- _PROBLEM TO WORK ON_: Repeat all of the data precisely.

- _RAW DATA_:
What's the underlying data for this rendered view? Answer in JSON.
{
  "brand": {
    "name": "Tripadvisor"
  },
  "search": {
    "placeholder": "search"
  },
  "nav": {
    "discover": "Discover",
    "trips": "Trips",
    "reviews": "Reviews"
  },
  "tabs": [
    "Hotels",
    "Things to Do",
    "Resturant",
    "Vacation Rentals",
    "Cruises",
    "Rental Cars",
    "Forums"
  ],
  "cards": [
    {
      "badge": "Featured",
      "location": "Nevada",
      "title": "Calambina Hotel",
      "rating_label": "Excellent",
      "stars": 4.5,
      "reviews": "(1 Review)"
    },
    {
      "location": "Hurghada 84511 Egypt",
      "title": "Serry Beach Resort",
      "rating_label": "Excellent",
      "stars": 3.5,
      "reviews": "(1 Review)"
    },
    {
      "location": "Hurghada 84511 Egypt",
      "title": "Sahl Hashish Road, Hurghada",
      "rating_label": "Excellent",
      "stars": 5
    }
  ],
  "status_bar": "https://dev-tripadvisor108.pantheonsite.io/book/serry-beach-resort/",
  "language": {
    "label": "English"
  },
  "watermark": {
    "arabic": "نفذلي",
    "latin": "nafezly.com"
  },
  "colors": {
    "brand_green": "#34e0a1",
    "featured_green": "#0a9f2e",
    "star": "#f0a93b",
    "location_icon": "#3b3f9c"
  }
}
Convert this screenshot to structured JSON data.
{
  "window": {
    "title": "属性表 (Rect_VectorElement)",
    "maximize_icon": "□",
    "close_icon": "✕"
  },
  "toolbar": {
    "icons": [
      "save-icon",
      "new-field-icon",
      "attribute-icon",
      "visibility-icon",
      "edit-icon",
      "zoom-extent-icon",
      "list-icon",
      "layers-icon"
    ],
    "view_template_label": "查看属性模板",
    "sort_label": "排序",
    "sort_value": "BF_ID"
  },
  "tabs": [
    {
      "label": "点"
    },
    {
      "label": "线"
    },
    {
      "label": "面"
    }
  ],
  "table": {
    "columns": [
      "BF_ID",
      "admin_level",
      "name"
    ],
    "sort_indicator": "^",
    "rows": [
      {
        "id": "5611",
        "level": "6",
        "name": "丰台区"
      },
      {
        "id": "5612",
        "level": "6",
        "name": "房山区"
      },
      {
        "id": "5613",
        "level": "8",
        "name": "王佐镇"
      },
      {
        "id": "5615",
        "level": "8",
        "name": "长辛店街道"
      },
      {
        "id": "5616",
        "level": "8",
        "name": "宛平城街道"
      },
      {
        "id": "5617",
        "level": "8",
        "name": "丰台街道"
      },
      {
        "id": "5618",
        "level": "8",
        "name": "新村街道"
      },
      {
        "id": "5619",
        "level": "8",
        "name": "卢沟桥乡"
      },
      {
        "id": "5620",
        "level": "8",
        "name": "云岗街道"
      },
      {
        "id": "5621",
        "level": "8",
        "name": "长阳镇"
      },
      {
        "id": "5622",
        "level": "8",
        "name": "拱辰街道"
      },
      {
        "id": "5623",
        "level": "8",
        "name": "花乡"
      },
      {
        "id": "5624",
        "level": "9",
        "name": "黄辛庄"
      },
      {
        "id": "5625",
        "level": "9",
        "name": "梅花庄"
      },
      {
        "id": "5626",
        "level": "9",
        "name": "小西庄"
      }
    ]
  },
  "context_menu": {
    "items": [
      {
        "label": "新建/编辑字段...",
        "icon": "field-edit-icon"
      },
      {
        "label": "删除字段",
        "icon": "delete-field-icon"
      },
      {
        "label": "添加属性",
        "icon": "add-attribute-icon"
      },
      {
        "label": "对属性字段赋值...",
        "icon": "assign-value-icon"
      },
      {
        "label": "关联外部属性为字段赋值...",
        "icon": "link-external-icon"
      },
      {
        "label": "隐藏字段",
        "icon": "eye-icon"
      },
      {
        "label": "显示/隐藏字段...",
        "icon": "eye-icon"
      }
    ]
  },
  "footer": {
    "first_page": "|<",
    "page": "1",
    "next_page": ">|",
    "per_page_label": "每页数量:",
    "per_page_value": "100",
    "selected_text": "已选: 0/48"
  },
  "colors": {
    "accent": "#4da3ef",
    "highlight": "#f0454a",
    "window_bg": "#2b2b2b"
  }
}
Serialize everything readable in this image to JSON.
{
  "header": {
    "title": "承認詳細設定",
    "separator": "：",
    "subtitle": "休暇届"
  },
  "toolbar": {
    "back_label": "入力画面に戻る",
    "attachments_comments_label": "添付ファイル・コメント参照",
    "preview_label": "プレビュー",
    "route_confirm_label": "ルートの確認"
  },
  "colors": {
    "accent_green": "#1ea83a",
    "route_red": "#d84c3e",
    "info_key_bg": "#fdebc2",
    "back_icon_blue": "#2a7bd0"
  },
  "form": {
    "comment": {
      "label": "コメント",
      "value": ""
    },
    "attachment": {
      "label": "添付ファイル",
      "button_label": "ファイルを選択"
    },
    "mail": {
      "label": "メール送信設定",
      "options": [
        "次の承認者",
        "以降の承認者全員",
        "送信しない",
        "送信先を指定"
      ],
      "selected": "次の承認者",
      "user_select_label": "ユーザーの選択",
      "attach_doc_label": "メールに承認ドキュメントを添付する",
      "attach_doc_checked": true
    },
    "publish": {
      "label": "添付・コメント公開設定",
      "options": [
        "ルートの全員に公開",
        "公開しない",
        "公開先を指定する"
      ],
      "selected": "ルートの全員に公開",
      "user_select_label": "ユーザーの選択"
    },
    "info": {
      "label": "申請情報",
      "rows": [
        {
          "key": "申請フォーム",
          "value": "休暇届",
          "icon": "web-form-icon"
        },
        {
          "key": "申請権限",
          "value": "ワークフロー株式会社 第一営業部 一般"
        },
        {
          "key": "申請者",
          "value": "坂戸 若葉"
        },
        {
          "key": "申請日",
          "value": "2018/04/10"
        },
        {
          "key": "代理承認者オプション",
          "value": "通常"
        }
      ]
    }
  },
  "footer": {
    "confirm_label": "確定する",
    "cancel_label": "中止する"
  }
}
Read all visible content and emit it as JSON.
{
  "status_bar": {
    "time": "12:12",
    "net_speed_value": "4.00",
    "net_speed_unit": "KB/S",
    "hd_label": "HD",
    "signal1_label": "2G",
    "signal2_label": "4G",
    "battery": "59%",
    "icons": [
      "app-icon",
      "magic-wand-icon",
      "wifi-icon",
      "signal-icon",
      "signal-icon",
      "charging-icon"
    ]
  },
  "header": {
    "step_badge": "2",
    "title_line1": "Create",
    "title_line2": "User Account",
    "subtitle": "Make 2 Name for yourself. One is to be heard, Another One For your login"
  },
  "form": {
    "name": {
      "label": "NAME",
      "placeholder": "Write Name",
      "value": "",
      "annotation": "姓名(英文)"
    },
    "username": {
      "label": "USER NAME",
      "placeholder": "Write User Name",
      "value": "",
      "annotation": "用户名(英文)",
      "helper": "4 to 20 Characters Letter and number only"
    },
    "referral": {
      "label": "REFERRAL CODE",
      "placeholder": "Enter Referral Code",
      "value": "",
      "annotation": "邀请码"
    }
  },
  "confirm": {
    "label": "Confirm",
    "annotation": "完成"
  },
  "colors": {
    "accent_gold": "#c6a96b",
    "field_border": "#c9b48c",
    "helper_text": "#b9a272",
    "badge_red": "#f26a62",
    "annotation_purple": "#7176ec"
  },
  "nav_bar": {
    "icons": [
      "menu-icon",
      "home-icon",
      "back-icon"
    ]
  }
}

- _RESPONSE BOX_:
What's the underlying data for this rendered view? Answer in JSON.
{
  "brand": {
    "name": "Tripadvisor"
  },
  "search": {
    "placeholder": "search"
  },
  "nav": {
    "discover": "Discover",
    "trips": "Trips",
    "reviews": "Reviews"
  },
  "tabs": [
    "Hotels",
    "Things to Do",
    "Resturant",
    "Vacation Rentals",
    "Cruises",
    "Rental Cars",
    "Forums"
  ],
  "cards": [
    {
      "badge": "Featured",
      "location": "Nevada",
      "title": "Calambina Hotel",
      "rating_label": "Excellent",
      "stars": 4.5,
      "reviews": "(1 Review)"
    },
    {
      "location": "Hurghada 84511 Egypt",
      "title": "Serry Beach Resort",
      "rating_label": "Excellent",
      "stars": 3.5,
      "reviews": "(1 Review)"
    },
    {
      "location": "Hurghada 84511 Egypt",
      "title": "Sahl Hashish Road, Hurghada",
      "rating_label": "Excellent",
      "stars": 5
    }
  ],
  "status_bar": "https://dev-tripadvisor108.pantheonsite.io/book/serry-beach-resort/",
  "language": {
    "label": "English"
  },
  "watermark": {
    "arabic": "نفذلي",
    "latin": "nafezly.com"
  },
  "colors": {
    "brand_green": "#34e0a1",
    "featured_green": "#0a9f2e",
    "star": "#f0a93b",
    "location_icon": "#3b3f9c"
  }
}
Convert this screenshot to structured JSON data.
{
  "window": {
    "title": "属性表 (Rect_VectorElement)",
    "maximize_icon": "□",
    "close_icon": "✕"
  },
  "toolbar": {
    "icons": [
      "save-icon",
      "new-field-icon",
      "attribute-icon",
      "visibility-icon",
      "edit-icon",
      "zoom-extent-icon",
      "list-icon",
      "layers-icon"
    ],
    "view_template_label": "查看属性模板",
    "sort_label": "排序",
    "sort_value": "BF_ID"
  },
  "tabs": [
    {
      "label": "点"
    },
    {
      "label": "线"
    },
    {
      "label": "面"
    }
  ],
  "table": {
    "columns": [
      "BF_ID",
      "admin_level",
      "name"
    ],
    "sort_indicator": "^",
    "rows": [
      {
        "id": "5611",
        "level": "6",
        "name": "丰台区"
      },
      {
        "id": "5612",
        "level": "6",
        "name": "房山区"
      },
      {
        "id": "5613",
        "level": "8",
        "name": "王佐镇"
      },
      {
        "id": "5615",
        "level": "8",
        "name": "长辛店街道"
      },
      {
        "id": "5616",
        "level": "8",
        "name": "宛平城街道"
      },
      {
        "id": "5617",
        "level": "8",
        "name": "丰台街道"
      },
      {
        "id": "5618",
        "level": "8",
        "name": "新村街道"
      },
      {
        "id": "5619",
        "level": "8",
        "name": "卢沟桥乡"
      },
      {
        "id": "5620",
        "level": "8",
        "name": "云岗街道"
      },
      {
        "id": "5621",
        "level": "8",
        "name": "长阳镇"
      },
      {
        "id": "5622",
        "level": "8",
        "name": "拱辰街道"
      },
      {
        "id": "5623",
        "level": "8",
        "name": "花乡"
      },
      {
        "id": "5624",
        "level": "9",
        "name": "黄辛庄"
      },
      {
        "id": "5625",
        "level": "9",
        "name": "梅花庄"
      },
      {
        "id": "5626",
        "level": "9",
        "name": "小西庄"
      }
    ]
  },
  "context_menu": {
    "items": [
      {
        "label": "新建/编辑字段...",
        "icon": "field-edit-icon"
      },
      {
        "label": "删除字段",
        "icon": "delete-field-icon"
      },
      {
        "label": "添加属性",
        "icon": "add-attribute-icon"
      },
      {
        "label": "对属性字段赋值...",
        "icon": "assign-value-icon"
      },
      {
        "label": "关联外部属性为字段赋值...",
        "icon": "link-external-icon"
      },
      {
        "label": "隐藏字段",
        "icon": "eye-icon"
      },
      {
        "label": "显示/隐藏字段...",
        "icon": "eye-icon"
      }
    ]
  },
  "footer": {
    "first_page": "|<",
    "page": "1",
    "next_page": ">|",
    "per_page_label": "每页数量:",
    "per_page_value": "100",
    "selected_text": "已选: 0/48"
  },
  "colors": {
    "accent": "#4da3ef",
    "highlight": "#f0454a",
    "window_bg": "#2b2b2b"
  }
}
Serialize everything readable in this image to JSON.
{
  "header": {
    "title": "承認詳細設定",
    "separator": "：",
    "subtitle": "休暇届"
  },
  "toolbar": {
    "back_label": "入力画面に戻る",
    "attachments_comments_label": "添付ファイル・コメント参照",
    "preview_label": "プレビュー",
    "route_confirm_label": "ルートの確認"
  },
  "colors": {
    "accent_green": "#1ea83a",
    "route_red": "#d84c3e",
    "info_key_bg": "#fdebc2",
    "back_icon_blue": "#2a7bd0"
  },
  "form": {
    "comment": {
      "label": "コメント",
      "value": ""
    },
    "attachment": {
      "label": "添付ファイル",
      "button_label": "ファイルを選択"
    },
    "mail": {
      "label": "メール送信設定",
      "options": [
        "次の承認者",
        "以降の承認者全員",
        "送信しない",
        "送信先を指定"
      ],
      "selected": "次の承認者",
      "user_select_label": "ユーザーの選択",
      "attach_doc_label": "メールに承認ドキュメントを添付する",
      "attach_doc_checked": true
    },
    "publish": {
      "label": "添付・コメント公開設定",
      "options": [
        "ルートの全員に公開",
        "公開しない",
        "公開先を指定する"
      ],
      "selected": "ルートの全員に公開",
      "user_select_label": "ユーザーの選択"
    },
    "info": {
      "label": "申請情報",
      "rows": [
        {
          "key": "申請フォーム",
          "value": "休暇届",
          "icon": "web-form-icon"
        },
        {
          "key": "申請権限",
          "value": "ワークフロー株式会社 第一営業部 一般"
        },
        {
          "key": "申請者",
          "value": "坂戸 若葉"
        },
        {
          "key": "申請日",
          "value": "2018/04/10"
        },
        {
          "key": "代理承認者オプション",
          "value": "通常"
        }
      ]
    }
  },
  "footer": {
    "confirm_label": "確定する",
    "cancel_label": "中止する"
  }
}
Read all visible content and emit it as JSON.
{
  "status_bar": {
    "time": "12:12",
    "net_speed_value": "4.00",
    "net_speed_unit": "KB/S",
    "hd_label": "HD",
    "signal1_label": "2G",
    "signal2_label": "4G",
    "battery": "59%",
    "icons": [
      "app-icon",
      "magic-wand-icon",
      "wifi-icon",
      "signal-icon",
      "signal-icon",
      "charging-icon"
    ]
  },
  "header": {
    "step_badge": "2",
    "title_line1": "Create",
    "title_line2": "User Account",
    "subtitle": "Make 2 Name for yourself. One is to be heard, Another One For your login"
  },
  "form": {
    "name": {
      "label": "NAME",
      "placeholder": "Write Name",
      "value": "",
      "annotation": "姓名(英文)"
    },
    "username": {
      "label": "USER NAME",
      "placeholder": "Write User Name",
      "value": "",
      "annotation": "用户名(英文)",
      "helper": "4 to 20 Characters Letter and number only"
    },
    "referral": {
      "label": "REFERRAL CODE",
      "placeholder": "Enter Referral Code",
      "value": "",
      "annotation": "邀请码"
    }
  },
  "confirm": {
    "label": "Confirm",
    "annotation": "完成"
  },
  "colors": {
    "accent_gold": "#c6a96b",
    "field_border": "#c9b48c",
    "helper_text": "#b9a272",
    "badge_red": "#f26a62",
    "annotation_purple": "#7176ec"
  },
  "nav_bar": {
    "icons": [
      "menu-icon",
      "home-icon",
      "back-icon"
    ]
  }
}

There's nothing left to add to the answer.